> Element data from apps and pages
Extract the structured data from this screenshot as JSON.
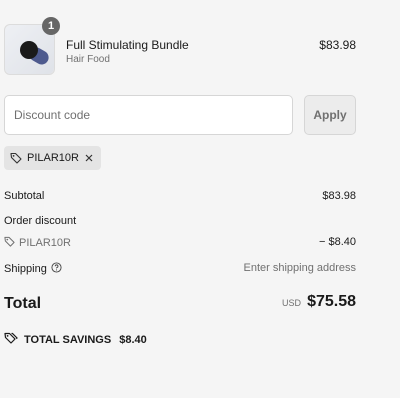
{
  "product": {
    "quantity": "1",
    "name": "Full Stimulating Bundle",
    "vendor": "Hair Food",
    "price": "$83.98"
  },
  "discount": {
    "placeholder": "Discount code",
    "apply_label": "Apply"
  },
  "applied_code": {
    "code": "PILAR10R",
    "remove_icon": "close-icon"
  },
  "summary": {
    "subtotal_label": "Subtotal",
    "subtotal_value": "$83.98",
    "order_discount_label": "Order discount",
    "discount_code": "PILAR10R",
    "discount_value": "− $8.40",
    "shipping_label": "Shipping",
    "shipping_value": "Enter shipping address",
    "total_label": "Total",
    "currency": "USD",
    "total_value": "$75.58"
  },
  "savings": {
    "label": "TOTAL SAVINGS",
    "value": "$8.40"
  },
  "icons": [
    "tag-icon",
    "close-icon",
    "help-circle-icon",
    "savings-tag-icon"
  ],
  "colors": {
    "background": "#f5f5f5",
    "muted_text": "#707070",
    "badge": "#666666",
    "chip": "#e4e4e4"
  }
}
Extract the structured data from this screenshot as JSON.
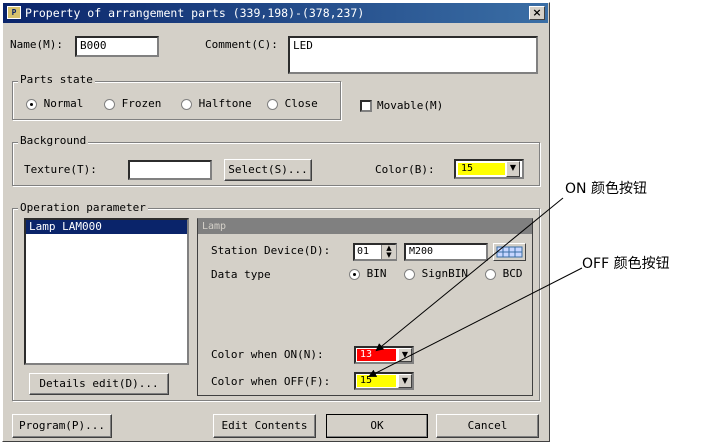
{
  "window": {
    "title": "Property of arrangement parts (339,198)-(378,237)",
    "app_icon_label": "P",
    "close_glyph": "×"
  },
  "name": {
    "label": "Name(M):",
    "value": "B000"
  },
  "comment": {
    "label": "Comment(C):",
    "value": "LED"
  },
  "parts_state": {
    "legend": "Parts state",
    "options": [
      {
        "label": "Normal",
        "selected": true
      },
      {
        "label": "Frozen",
        "selected": false
      },
      {
        "label": "Halftone",
        "selected": false
      },
      {
        "label": "Close",
        "selected": false
      }
    ]
  },
  "movable": {
    "label": "Movable(M)",
    "checked": false
  },
  "background": {
    "legend": "Background",
    "texture_label": "Texture(T):",
    "texture_value": "",
    "select_button": "Select(S)...",
    "color_label": "Color(B):",
    "color_value": "15",
    "color_hex": "#ffff00"
  },
  "operation": {
    "legend": "Operation parameter",
    "list_items": [
      "Lamp LAM000"
    ],
    "details_button": "Details edit(D)..."
  },
  "lamp": {
    "header": "Lamp",
    "station_label": "Station Device(D):",
    "station_value": "01",
    "device_value": "M200",
    "data_type_label": "Data type",
    "data_types": [
      {
        "label": "BIN",
        "selected": true
      },
      {
        "label": "SignBIN",
        "selected": false
      },
      {
        "label": "BCD",
        "selected": false
      }
    ],
    "on_label": "Color when ON(N):",
    "on_value": "13",
    "on_hex": "#ff0000",
    "off_label": "Color when OFF(F):",
    "off_value": "15",
    "off_hex": "#ffff00"
  },
  "footer": {
    "program_button": "Program(P)...",
    "edit_button": "Edit Contents",
    "ok_button": "OK",
    "cancel_button": "Cancel"
  },
  "annotations": {
    "on_button": "ON 颜色按钮",
    "off_button": "OFF 颜色按钮"
  }
}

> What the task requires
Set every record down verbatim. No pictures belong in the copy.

> Answer
Extract the structured data from this screenshot as JSON.
{
  "product": {
    "quantity": "1",
    "name": "Full Stimulating Bundle",
    "vendor": "Hair Food",
    "price": "$83.98"
  },
  "discount": {
    "placeholder": "Discount code",
    "apply_label": "Apply"
  },
  "applied_code": {
    "code": "PILAR10R",
    "remove_icon": "close-icon"
  },
  "summary": {
    "subtotal_label": "Subtotal",
    "subtotal_value": "$83.98",
    "order_discount_label": "Order discount",
    "discount_code": "PILAR10R",
    "discount_value": "− $8.40",
    "shipping_label": "Shipping",
    "shipping_value": "Enter shipping address",
    "total_label": "Total",
    "currency": "USD",
    "total_value": "$75.58"
  },
  "savings": {
    "label": "TOTAL SAVINGS",
    "value": "$8.40"
  },
  "icons": [
    "tag-icon",
    "close-icon",
    "help-circle-icon",
    "savings-tag-icon"
  ],
  "colors": {
    "background": "#f5f5f5",
    "muted_text": "#707070",
    "badge": "#666666",
    "chip": "#e4e4e4"
  }
}
Extract the structured data from this screenshot as JSON.
{
  "window": {
    "title": "Property of arrangement parts (339,198)-(378,237)",
    "app_icon_label": "P",
    "close_glyph": "×"
  },
  "name": {
    "label": "Name(M):",
    "value": "B000"
  },
  "comment": {
    "label": "Comment(C):",
    "value": "LED"
  },
  "parts_state": {
    "legend": "Parts state",
    "options": [
      {
        "label": "Normal",
        "selected": true
      },
      {
        "label": "Frozen",
        "selected": false
      },
      {
        "label": "Halftone",
        "selected": false
      },
      {
        "label": "Close",
        "selected": false
      }
    ]
  },
  "movable": {
    "label": "Movable(M)",
    "checked": false
  },
  "background": {
    "legend": "Background",
    "texture_label": "Texture(T):",
    "texture_value": "",
    "select_button": "Select(S)...",
    "color_label": "Color(B):",
    "color_value": "15",
    "color_hex": "#ffff00"
  },
  "operation": {
    "legend": "Operation parameter",
    "list_items": [
      "Lamp LAM000"
    ],
    "details_button": "Details edit(D)..."
  },
  "lamp": {
    "header": "Lamp",
    "station_label": "Station Device(D):",
    "station_value": "01",
    "device_value": "M200",
    "data_type_label": "Data type",
    "data_types": [
      {
        "label": "BIN",
        "selected": true
      },
      {
        "label": "SignBIN",
        "selected": false
      },
      {
        "label": "BCD",
        "selected": false
      }
    ],
    "on_label": "Color when ON(N):",
    "on_value": "13",
    "on_hex": "#ff0000",
    "off_label": "Color when OFF(F):",
    "off_value": "15",
    "off_hex": "#ffff00"
  },
  "footer": {
    "program_button": "Program(P)...",
    "edit_button": "Edit Contents",
    "ok_button": "OK",
    "cancel_button": "Cancel"
  },
  "annotations": {
    "on_button": "ON 颜色按钮",
    "off_button": "OFF 颜色按钮"
  }
}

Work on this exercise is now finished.